But among the debris were rock pieces left over when projectiles such as spearheads were made by the original Long Islanders, who used them to hunt deer and small game long before European colonists arrived in the 1600s, said Daniel Mazeau, a principal investigator for the museum. Rieth said the shards were "hundreds, possibly even thousands of years old."

Mazeau said the quartzite excavated near the South Shore is most commonly found in rock left on the North Shore by receding glaciers at the end of the ice age 12,000 years ago. That indicates those early Long Islanders moved between both coasts and inland regions.

Rieth said the objects will join the museum's collection of about 16 million pieces, including material found on Long Island dating to the ice age.
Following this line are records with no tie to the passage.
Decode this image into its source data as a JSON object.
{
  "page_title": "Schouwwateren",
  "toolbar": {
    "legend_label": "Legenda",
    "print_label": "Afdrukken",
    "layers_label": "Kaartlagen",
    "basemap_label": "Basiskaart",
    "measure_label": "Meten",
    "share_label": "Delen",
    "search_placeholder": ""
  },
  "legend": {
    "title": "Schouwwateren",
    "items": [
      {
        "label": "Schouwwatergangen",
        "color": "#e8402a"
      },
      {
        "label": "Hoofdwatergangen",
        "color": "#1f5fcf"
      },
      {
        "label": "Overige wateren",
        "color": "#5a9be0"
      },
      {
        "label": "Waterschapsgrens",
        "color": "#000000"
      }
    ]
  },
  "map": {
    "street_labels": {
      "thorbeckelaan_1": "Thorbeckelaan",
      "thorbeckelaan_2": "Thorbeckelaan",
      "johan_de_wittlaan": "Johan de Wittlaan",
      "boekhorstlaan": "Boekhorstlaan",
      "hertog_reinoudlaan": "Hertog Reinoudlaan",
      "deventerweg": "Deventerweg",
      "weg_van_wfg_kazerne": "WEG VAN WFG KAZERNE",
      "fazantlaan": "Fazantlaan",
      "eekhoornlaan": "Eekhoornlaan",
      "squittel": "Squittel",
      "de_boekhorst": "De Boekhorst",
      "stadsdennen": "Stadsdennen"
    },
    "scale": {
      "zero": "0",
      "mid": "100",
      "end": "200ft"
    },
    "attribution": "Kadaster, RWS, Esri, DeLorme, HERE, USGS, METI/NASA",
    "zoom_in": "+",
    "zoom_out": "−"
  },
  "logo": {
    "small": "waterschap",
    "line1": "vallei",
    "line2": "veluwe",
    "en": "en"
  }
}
"The things that the town ceded to us fill in the gaps between the ranges of those different artifacts," she said.